Some time ago while watching one of Iolo Williams reflections on the Welsh Landscape I noted his use of the above welsh phrase which means ‘a place for the soul to find peace’. It is linked to Cynefin (the place of your multiple belongings) but it isn’t the same thing. In the current climate of crisis and lockdown there is a strange contrast between the rhythm of being at home without the disruption of travel, but living with a constant state of stress both at a personal and a business level. I’ve never been busier and a range of pragmatic programmes will shortly go up on the web site but I think it may be some time before my soul finds peace other than for brief periods in the meditative state of a fifty-kilometre cycle ride three to four times a week.
Perspective is a part of coping and when J.K Rowling tweeted a link to a site that allows you to see what the Hubble telescope ‘saw’ on your birthday I couldn’t resist – and my thanks to her were acknowledged! The picture from 1995 is of the Eagle Nebula Pillars “three giant columns of cold gas giving birth to new stars. The pillars are bathed in the scorching ultraviolet light from a cluster of young, massive stars beyond the top of the image.” Today is the anniversary of my discovering that I had Type II Diabetes and my starting a road back to health and reversal of the same. I was in Auschwitz-Birkenau back in 2013 when the email came through and that put what would otherwise have been a traumatic moment into perspective and gave me the time and space to not only cope but turn that particular adversity into success.
Physicality also matters. I’ve referenced the meditative quality of cycling and the same applies to hiking, or at least it does for me. I’ve never understood why someone would disrupt that experience with music or story tapes. The value is in the rhythm of mind, body and the environment with a degree of risk thrown in for good measure. People wrongly interpret peace as passive when it is in practice often active. I’ve been working long hours, but doing work I think has value and could make a difference. That itself is a form of peace. I often point out that the Catholic Church has various types of Orders. Some are contemplative, others teach, the Templars fought and then there are the mendicant Friars and of course the Jesuits. The search for a sense of the numinous, the other can take many forms; contemplation and silence is just one.
Poetry also forms a part of creating a place for peace. I’ve often quoted Robert Frost in this blog and two poems, in particular, come to mind. Mending Walls and the most misinterpreted poem of all time The Road not Taken. I fell in love with poetry when at the age of eleven I had to learn Mending Walls as a classroom exercise.
Before I built a wall I’d ask to know
What I was walling in or walling out,
And to whom I was like to give offense.
Something there is that doesn’t love a wall
The final line there has never been far from my mind and it links with the idea of constraints and boundaries. In finding peace are we walling in or walling out? Is a retreat withdrawal or means to equip yourself for wider engagement? The second poem is about choice, but it is not about individual choice or even suicide, it is more about our ability to apply retrospective coherence to aspects of our past lives.
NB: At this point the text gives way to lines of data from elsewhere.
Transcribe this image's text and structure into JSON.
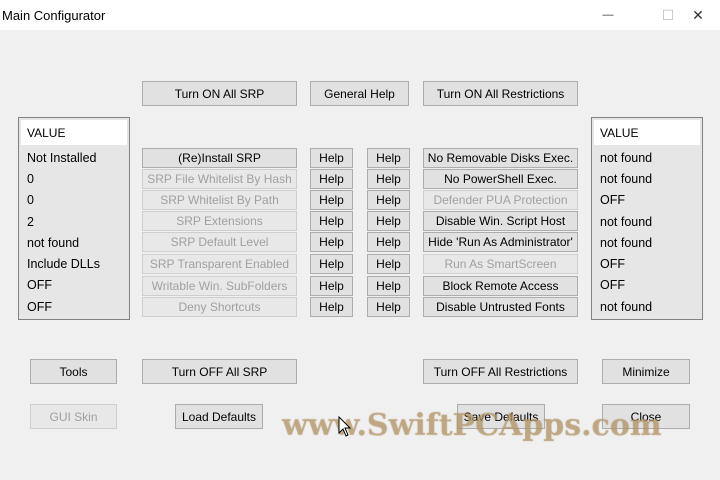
{
  "window": {
    "title": "Main Configurator",
    "min_glyph": "—",
    "max_glyph": "☐",
    "close_glyph": "✕"
  },
  "top_buttons": {
    "turn_on_srp": "Turn ON All SRP",
    "general_help": "General Help",
    "turn_on_restrictions": "Turn ON All Restrictions"
  },
  "left_list": {
    "header": "VALUE",
    "items": [
      "Not Installed",
      "0",
      "0",
      "2",
      "not found",
      "Include DLLs",
      "OFF",
      "OFF"
    ]
  },
  "right_list": {
    "header": "VALUE",
    "items": [
      "not found",
      "not found",
      "OFF",
      "not found",
      "not found",
      "OFF",
      "OFF",
      "not found"
    ]
  },
  "srp_buttons": [
    "(Re)Install SRP",
    "SRP File Whitelist By Hash",
    "SRP Whitelist By Path",
    "SRP Extensions",
    "SRP Default Level",
    "SRP Transparent Enabled",
    "Writable Win. SubFolders",
    "Deny Shortcuts"
  ],
  "help_label": "Help",
  "restriction_buttons": [
    "No Removable Disks Exec.",
    "No PowerShell Exec.",
    "Defender PUA Protection",
    "Disable Win. Script Host",
    "Hide  'Run As Administrator'",
    "Run As SmartScreen",
    "Block Remote Access",
    "Disable Untrusted Fonts"
  ],
  "bottom_buttons": {
    "tools": "Tools",
    "turn_off_srp": "Turn OFF All SRP",
    "turn_off_restrictions": "Turn OFF All Restrictions",
    "minimize": "Minimize",
    "gui_skin": "GUI Skin",
    "load_defaults": "Load Defaults",
    "save_defaults": "Save Defaults",
    "close": "Close"
  },
  "watermark": "www.SwiftPCApps.com"
}
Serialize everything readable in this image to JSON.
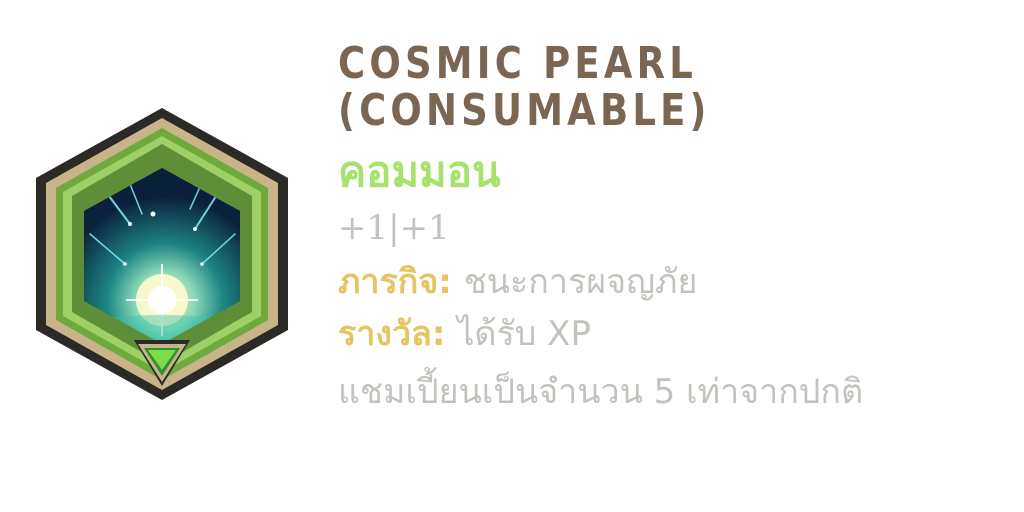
{
  "item": {
    "name_line1": "COSMIC PEARL",
    "name_line2": "(CONSUMABLE)",
    "rarity": "คอมมอน",
    "stats": "+1|+1",
    "mission_label": "ภารกิจ:",
    "mission_value": "ชนะการผจญภัย",
    "reward_label": "รางวัล:",
    "reward_value": "ได้รับ XP",
    "description": "แชมเปี้ยนเป็นจำนวน 5 เท่าจากปกติ",
    "icon": "cosmic-pearl-icon",
    "rarity_badge_icon": "green-triangle-rarity-icon"
  },
  "colors": {
    "title": "#7a6652",
    "rarity": "#a6e36c",
    "label": "#e6c463",
    "text": "#c4c2bd",
    "frame_outer": "#2b2a26",
    "frame_gold": "#c9b48a",
    "frame_green": "#7fb84a"
  }
}
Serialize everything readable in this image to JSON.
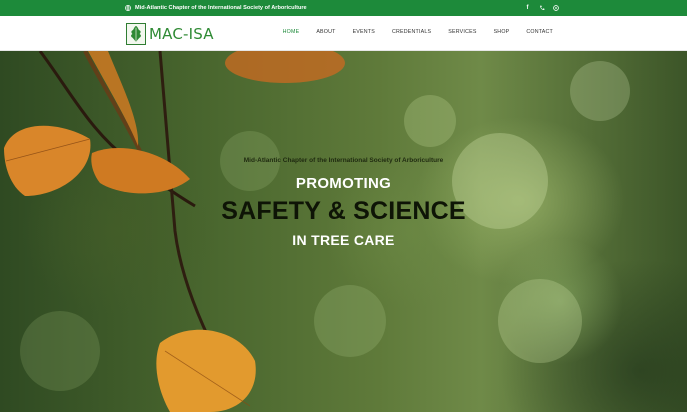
{
  "topbar": {
    "tagline": "Mid-Atlantic Chapter of the International Society of Arboriculture",
    "icons": [
      "globe-icon",
      "facebook-icon",
      "phone-icon",
      "email-icon"
    ],
    "color": "#1d8a3a"
  },
  "header": {
    "logo_text": "MAC-ISA",
    "nav": [
      {
        "label": "HOME",
        "active": true
      },
      {
        "label": "ABOUT",
        "active": false
      },
      {
        "label": "EVENTS",
        "active": false
      },
      {
        "label": "CREDENTIALS",
        "active": false
      },
      {
        "label": "SERVICES",
        "active": false
      },
      {
        "label": "SHOP",
        "active": false
      },
      {
        "label": "CONTACT",
        "active": false
      }
    ]
  },
  "hero": {
    "subtitle": "Mid-Atlantic Chapter of the International Society of Arboriculture",
    "line1": "PROMOTING",
    "line2": "SAFETY & SCIENCE",
    "line3": "IN TREE CARE"
  }
}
The ability to move beyond that, to accept choice and consequence is a form of reflection or placemaking. All art, but poetry, in particular, presents us with paradox, with new ways of seeing the ordinary that allows us to gain insight.
Sense-making is, in my view, the way we make sense of the world so that we can act in it. To do that effectively we need the space to stand back, to see things differently both from a wider perspective, from the abstractions of poetry and then we act.
Banner picture is a free download from Pixabay chosen as it was the entrance to Birkenau and for the idea of different paths.